The weather in Hong Kong has gotten hotter in recent years. This July, the city saw a Very Hot Weather Warning that was in force for a record-breaking 20 hours and an all-time high of 21 days with a lowest temperature of 28 degrees Celsius or above (i.e., hot nights). Alongside the University of Hong Kong, the Institute of Future Cities (IOFC) of CUHK analysed data on weather and health in Hong Kong and found that persistent hot nights pose greater health risk than hot days, especially when it comes to women and the elderly.

Explaining their findings, Prof. Kevin Lau of the IOFC said it is supposed to be cooler at night, allowing our bodies to recover from the heat we took in during the day. With more hot nights, recovery becomes harder. Also prone to the impact of hot nights are those living in subdivided flats, Professor Lau noted. Congested and poorly ventilated, these flats make recovery even more difficult.

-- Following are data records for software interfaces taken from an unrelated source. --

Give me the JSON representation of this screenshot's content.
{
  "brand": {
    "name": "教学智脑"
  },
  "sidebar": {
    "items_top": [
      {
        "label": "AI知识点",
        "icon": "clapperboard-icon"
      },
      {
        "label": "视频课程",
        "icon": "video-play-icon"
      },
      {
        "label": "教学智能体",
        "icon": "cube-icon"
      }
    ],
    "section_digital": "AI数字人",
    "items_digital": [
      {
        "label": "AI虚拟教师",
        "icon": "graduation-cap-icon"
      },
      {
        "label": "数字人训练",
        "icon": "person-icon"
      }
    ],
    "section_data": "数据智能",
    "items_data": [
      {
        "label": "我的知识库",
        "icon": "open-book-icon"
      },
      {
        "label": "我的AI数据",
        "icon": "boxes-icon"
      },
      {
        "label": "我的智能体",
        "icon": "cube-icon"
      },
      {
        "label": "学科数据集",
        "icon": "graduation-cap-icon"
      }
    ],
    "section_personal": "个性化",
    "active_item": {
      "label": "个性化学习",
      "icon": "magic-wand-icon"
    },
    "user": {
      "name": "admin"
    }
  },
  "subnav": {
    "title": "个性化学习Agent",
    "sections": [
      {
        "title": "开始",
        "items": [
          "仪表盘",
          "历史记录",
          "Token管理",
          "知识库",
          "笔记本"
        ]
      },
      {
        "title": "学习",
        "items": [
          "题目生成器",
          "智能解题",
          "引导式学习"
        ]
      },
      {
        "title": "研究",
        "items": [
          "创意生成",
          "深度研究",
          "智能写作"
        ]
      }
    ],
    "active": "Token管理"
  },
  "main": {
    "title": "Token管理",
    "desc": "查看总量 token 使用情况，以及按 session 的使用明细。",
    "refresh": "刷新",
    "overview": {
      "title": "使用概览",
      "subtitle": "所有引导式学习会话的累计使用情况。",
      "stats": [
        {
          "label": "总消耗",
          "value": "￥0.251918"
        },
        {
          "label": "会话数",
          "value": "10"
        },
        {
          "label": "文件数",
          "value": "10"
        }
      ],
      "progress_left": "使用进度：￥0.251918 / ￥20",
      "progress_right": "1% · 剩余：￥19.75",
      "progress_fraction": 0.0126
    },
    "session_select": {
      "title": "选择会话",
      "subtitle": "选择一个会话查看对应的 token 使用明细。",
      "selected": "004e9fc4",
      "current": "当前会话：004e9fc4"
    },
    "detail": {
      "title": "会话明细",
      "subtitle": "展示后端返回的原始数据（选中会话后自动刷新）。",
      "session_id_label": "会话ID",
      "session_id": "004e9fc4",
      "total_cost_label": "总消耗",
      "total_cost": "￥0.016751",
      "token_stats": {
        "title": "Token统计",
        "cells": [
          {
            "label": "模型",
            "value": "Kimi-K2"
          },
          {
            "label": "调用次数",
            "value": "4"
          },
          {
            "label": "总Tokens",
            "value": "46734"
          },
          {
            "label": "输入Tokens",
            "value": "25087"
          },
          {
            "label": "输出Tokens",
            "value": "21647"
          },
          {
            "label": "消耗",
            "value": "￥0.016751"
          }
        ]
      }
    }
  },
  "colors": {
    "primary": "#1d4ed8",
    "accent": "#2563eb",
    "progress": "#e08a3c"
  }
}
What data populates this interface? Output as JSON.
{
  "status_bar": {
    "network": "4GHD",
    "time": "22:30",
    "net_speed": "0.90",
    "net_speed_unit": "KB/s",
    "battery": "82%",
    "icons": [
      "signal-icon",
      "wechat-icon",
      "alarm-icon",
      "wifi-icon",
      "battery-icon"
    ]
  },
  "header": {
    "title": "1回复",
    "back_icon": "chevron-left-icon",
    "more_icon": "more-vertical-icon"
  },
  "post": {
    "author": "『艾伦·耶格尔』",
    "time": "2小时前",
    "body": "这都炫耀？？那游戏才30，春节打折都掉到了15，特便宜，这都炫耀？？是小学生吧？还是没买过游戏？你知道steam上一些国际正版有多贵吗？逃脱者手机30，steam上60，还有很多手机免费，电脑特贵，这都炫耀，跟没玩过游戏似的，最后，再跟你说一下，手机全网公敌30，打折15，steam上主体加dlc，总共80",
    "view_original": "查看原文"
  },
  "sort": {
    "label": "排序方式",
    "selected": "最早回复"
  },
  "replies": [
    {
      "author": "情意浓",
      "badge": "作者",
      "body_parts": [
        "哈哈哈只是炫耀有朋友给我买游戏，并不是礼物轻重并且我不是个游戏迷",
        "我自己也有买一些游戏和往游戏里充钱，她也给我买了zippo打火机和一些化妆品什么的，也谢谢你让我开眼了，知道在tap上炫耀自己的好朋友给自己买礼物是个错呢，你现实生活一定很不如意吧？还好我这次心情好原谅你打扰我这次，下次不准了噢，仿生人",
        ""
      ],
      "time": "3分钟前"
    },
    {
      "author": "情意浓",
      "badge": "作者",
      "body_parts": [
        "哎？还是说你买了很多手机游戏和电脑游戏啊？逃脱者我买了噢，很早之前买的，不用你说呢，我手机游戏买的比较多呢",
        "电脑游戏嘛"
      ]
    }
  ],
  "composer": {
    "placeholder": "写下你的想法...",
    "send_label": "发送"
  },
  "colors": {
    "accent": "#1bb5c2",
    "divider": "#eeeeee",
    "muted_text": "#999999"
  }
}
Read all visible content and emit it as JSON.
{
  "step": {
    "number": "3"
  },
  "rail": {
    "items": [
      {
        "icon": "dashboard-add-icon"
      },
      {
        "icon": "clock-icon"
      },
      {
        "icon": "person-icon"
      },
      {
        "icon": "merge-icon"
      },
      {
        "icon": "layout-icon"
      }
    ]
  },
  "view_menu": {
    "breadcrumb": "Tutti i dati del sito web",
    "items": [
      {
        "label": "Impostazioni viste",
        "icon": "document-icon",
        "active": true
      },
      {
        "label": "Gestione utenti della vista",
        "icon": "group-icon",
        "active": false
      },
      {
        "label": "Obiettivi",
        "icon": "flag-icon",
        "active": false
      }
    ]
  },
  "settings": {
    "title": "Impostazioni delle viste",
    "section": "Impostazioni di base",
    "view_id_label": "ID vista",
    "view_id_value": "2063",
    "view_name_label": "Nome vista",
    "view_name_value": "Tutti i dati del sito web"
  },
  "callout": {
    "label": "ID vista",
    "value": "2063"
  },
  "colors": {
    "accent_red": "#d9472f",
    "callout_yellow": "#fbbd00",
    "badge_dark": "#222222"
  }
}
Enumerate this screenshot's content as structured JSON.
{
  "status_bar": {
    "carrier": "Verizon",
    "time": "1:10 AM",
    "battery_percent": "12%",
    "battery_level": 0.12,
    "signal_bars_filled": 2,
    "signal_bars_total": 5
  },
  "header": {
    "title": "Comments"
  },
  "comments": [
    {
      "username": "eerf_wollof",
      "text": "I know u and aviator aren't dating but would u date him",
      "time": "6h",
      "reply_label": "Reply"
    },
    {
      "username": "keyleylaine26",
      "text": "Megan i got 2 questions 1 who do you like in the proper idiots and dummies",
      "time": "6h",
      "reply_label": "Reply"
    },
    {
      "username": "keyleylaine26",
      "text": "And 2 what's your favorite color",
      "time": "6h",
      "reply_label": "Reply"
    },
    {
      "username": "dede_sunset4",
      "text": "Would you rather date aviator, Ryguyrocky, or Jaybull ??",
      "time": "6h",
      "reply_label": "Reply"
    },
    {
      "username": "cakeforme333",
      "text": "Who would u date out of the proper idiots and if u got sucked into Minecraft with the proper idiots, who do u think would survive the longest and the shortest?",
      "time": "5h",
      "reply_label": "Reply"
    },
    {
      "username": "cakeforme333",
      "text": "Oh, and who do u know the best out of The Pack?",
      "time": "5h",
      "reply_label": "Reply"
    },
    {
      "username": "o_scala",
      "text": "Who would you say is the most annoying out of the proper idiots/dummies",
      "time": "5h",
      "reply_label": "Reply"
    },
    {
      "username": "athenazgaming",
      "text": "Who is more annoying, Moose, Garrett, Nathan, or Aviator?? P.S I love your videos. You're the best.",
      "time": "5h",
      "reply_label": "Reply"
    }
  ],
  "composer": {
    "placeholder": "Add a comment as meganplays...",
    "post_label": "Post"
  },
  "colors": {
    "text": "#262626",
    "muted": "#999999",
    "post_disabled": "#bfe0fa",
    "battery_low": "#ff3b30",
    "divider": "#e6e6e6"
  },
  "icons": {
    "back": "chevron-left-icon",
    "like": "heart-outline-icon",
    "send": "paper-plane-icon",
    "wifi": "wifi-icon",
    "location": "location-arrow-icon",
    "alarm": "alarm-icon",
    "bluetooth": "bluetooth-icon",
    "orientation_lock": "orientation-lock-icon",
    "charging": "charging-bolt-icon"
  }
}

Adding to these findings are those from a team led by Prof. Shi Yuan of the IOFC, who analysed years' worth of data and noted that Hong Kong Island and Kowloon are seeing more hot nights than the rest of the city. This, according to Professor Shi, can be attributed to a lack of vegetation and poor ventilation in urban areas. What also raises temperatures in downtown Hong Kong are the densely packed skyscrapers, which take in heat during the day and continue releasing it at night.

Seeing the problems with hot nights, the researchers called for better city planning and architectural design as well as health- and climate-conscious urban development. Improving natural ventilation and a higher greenery ratio, they noted, help mitigate the heat and protect health.